Now, the couple of tech articles I read on this target may have asked too narrow a question. Given recent revelations that camera-equipped computers and smart TVs used the actual in-built cameras as hacking targets, they asked whether microwaves could be hacked in the same way. There, the answer is pretty definitively no, because there aren’t many microwaves with optical cameras facing outward.

But strictly speaking, can you definitively rule out the possibility of using a microwave as an imaging device? Probably not.

First, yes, there are ways of using electromagnetic radiation to produce an image. See the above technique, and think radar: if you can make a sound, you can make a picture, too. The trick is, you might wind up with a precise image of what someone had put in their microwave, at least using whatever conventional approaches I’ve been able to find. If some lumpen picture of last night’s Chinese take-out is your idea of vital surveillance, then you’ll be happy with this solution. But uh… yeah, that’s unlikely.

Of course, if your objective is spying, getting quality data is important.

But there could be other techniques. One friend pointed me to this:

Rosenthal Sensor [Eric Rosenthal, GitHub]

Conspiracy theorists, that involves DARPA (US defense funding) and New York City, not far from Trump Tower. But… okay, it’s actually not directly applicable to the microwave oven example. But it does prove that there are unique ways of making sensors, which means there are all sorts of unknowns here – and just talking about webcams and the Internet of Things isn’t sufficient.

In other words, while laughing off the question of whether a microwave oven could be used, the respondents were overly focused on the idea of a literal webcam as necessary for producing an image.

That said, back to reality.

The thing is, clever methods of surveillance become less appealing once you have loads of Internet-connected devices with sensors on them and poor security. And that’s to say nothing of the fact that it’s easy to compromise someone’s existing data simply by guessing their password, or waiting for them to make something public that was intended as private, or any other number of techniques.

But I think what’s more interesting than any of this is the fact that spying is all about doing something that the other person doesn’t expect. That’s what made Theremin a genius. He took a technique that was technologically simple and applied it to a new context, in such a way that no one had thought to look.

They didn’t ask the right questions.
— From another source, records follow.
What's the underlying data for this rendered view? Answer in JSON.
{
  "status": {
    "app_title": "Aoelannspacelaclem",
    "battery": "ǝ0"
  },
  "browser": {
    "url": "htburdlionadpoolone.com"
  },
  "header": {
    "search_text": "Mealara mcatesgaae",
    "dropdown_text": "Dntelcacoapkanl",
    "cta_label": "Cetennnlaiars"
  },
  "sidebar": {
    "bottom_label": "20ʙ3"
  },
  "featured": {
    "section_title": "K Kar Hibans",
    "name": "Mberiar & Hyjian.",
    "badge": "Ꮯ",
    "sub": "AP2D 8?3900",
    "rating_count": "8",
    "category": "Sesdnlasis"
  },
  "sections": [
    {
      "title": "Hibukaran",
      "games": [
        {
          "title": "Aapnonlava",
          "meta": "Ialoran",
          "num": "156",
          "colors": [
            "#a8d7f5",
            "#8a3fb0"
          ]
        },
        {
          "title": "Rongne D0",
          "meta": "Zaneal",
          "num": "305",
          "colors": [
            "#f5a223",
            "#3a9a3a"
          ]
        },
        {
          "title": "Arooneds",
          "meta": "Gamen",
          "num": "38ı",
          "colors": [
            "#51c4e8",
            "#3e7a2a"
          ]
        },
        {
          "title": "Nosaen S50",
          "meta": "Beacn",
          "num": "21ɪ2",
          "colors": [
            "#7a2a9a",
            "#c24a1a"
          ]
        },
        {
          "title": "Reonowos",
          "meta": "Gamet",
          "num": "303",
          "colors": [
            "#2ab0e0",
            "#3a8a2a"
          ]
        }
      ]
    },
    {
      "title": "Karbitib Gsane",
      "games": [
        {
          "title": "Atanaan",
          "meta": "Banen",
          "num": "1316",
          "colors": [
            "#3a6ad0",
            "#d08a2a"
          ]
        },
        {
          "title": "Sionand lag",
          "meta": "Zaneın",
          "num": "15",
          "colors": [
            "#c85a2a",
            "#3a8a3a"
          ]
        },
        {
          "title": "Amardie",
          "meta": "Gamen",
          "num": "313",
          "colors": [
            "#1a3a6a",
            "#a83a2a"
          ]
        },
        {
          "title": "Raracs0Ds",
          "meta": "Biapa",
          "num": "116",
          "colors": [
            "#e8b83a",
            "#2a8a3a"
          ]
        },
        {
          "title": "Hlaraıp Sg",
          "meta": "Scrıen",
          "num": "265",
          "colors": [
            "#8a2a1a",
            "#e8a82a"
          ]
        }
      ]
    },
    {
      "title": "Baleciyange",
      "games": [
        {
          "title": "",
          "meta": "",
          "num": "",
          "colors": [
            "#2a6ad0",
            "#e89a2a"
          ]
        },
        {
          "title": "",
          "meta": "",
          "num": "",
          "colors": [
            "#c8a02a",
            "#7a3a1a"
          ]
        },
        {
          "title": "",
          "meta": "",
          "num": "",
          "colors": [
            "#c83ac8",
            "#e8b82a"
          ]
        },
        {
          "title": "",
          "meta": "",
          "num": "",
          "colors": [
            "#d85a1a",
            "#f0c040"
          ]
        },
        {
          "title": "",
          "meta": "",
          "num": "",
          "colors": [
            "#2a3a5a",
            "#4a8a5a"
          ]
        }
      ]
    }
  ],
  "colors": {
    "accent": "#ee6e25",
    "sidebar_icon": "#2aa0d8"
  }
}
And they didn’t precisely state the right answer.

And that’s fundamentally what science is about – asking questions, rather than assuming you have the answers already, and being precise in how you state what answers you find.

By that measure, these articles failed, as did I with my initial kneejerk reaction. Thanks to Tessa Lena via Facebook for calling us out on that.

And I’d say culture is often about finding answers from entirely different questions – which is how the person who is the father of the modern electronic musical instrument is also the father of the modern surveillance state. I just hope, frankly, his weird-sounding music outlives all these other institutions.

With that in mind:

Meanwhile, if you want to learn electronics with the help of the NSA (your tax dollars at work, Americans!), here you go:

Homebrew NSA bugs

And… I’m not helping any of us get our DIY electronic instruments across national borders, am I? Sorry. (Maybe just wink knowingly at border crossing people and tell them they shouldn’t ask more questions, or some people higher up will be displeased. Actually, no, maybe definitely don’t do that.)